Task: Without the images, write out all of the following entries exactly.

[Data to examine]

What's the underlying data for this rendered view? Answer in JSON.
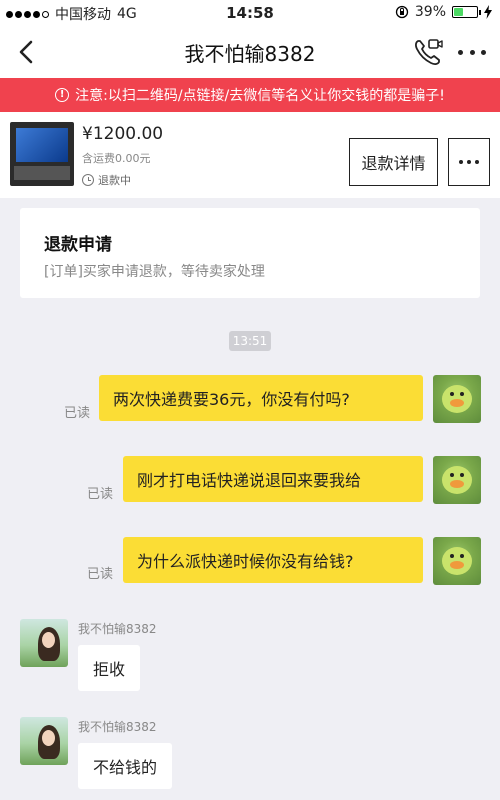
{
  "status_bar": {
    "carrier": "中国移动",
    "network": "4G",
    "time": "14:58",
    "battery": "39%",
    "battery_level": 0.39
  },
  "nav": {
    "title": "我不怕输8382"
  },
  "warning": {
    "text": "注意:以扫二维码/点链接/去微信等名义让你交钱的都是骗子!",
    "icon": "!"
  },
  "product": {
    "price": "¥1200.00",
    "shipping": "含运费0.00元",
    "status": "退款中",
    "refund_detail_label": "退款详情"
  },
  "refund_card": {
    "title": "退款申请",
    "subtitle": "[订单]买家申请退款，等待卖家处理"
  },
  "chat": {
    "timestamp": "13:51",
    "read_label": "已读",
    "sender_name": "我不怕输8382",
    "outgoing": [
      "两次快递费要36元，你没有付吗?",
      "刚才打电话快递说退回来要我给",
      "为什么派快递时候你没有给钱?"
    ],
    "incoming": [
      "拒收",
      "不给钱的"
    ]
  },
  "colors": {
    "warning_bg": "#f0424e",
    "bubble_out": "#fbdd35",
    "background": "#efeff4"
  }
}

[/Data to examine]

Response area:
What's the underlying data for this rendered view? Answer in JSON.
{
  "status_bar": {
    "carrier": "中国移动",
    "network": "4G",
    "time": "14:58",
    "battery": "39%",
    "battery_level": 0.39
  },
  "nav": {
    "title": "我不怕输8382"
  },
  "warning": {
    "text": "注意:以扫二维码/点链接/去微信等名义让你交钱的都是骗子!",
    "icon": "!"
  },
  "product": {
    "price": "¥1200.00",
    "shipping": "含运费0.00元",
    "status": "退款中",
    "refund_detail_label": "退款详情"
  },
  "refund_card": {
    "title": "退款申请",
    "subtitle": "[订单]买家申请退款，等待卖家处理"
  },
  "chat": {
    "timestamp": "13:51",
    "read_label": "已读",
    "sender_name": "我不怕输8382",
    "outgoing": [
      "两次快递费要36元，你没有付吗?",
      "刚才打电话快递说退回来要我给",
      "为什么派快递时候你没有给钱?"
    ],
    "incoming": [
      "拒收",
      "不给钱的"
    ]
  },
  "colors": {
    "warning_bg": "#f0424e",
    "bubble_out": "#fbdd35",
    "background": "#efeff4"
  }
}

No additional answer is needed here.